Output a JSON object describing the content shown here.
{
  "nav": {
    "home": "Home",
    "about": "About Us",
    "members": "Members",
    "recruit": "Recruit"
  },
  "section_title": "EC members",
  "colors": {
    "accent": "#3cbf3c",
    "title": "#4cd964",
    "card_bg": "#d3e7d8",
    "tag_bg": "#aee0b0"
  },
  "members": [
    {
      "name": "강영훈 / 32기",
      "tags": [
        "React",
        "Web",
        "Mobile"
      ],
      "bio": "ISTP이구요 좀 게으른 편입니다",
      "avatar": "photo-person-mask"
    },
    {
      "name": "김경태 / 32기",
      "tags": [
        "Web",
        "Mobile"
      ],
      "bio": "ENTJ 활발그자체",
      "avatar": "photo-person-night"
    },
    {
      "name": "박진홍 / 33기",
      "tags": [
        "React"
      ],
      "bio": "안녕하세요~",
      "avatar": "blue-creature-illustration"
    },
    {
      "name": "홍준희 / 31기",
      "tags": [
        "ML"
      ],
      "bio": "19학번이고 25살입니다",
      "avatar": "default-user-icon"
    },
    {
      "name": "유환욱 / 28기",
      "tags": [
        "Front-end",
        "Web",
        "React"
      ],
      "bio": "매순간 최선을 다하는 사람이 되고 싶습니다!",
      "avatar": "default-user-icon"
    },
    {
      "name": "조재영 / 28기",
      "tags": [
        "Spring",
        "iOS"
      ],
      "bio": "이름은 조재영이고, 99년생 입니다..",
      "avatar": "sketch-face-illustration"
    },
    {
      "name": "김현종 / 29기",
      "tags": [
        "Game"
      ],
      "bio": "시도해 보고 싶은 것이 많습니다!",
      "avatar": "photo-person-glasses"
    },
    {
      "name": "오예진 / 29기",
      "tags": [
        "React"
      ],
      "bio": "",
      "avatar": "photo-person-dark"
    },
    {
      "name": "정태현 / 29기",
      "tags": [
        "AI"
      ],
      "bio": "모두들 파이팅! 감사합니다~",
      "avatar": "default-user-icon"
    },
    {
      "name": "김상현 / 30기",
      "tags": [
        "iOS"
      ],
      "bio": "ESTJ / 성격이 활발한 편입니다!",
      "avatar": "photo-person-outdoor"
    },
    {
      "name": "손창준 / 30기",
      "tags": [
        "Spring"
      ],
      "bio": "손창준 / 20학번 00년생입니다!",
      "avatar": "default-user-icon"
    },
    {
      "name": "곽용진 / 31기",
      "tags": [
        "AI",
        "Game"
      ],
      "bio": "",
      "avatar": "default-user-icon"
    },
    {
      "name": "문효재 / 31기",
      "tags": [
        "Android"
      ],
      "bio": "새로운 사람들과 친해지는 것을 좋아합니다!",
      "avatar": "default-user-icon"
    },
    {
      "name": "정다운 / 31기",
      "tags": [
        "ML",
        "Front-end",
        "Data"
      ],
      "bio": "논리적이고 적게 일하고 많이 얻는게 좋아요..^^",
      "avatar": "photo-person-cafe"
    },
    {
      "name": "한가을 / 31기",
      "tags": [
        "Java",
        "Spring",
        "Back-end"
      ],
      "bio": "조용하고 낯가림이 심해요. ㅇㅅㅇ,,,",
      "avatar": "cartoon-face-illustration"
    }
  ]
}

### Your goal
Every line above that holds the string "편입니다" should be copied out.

### Written solution
      "bio": "ISTP이구요 좀 게으른 편입니다",
      "bio": "ESTJ / 성격이 활발한 편입니다!",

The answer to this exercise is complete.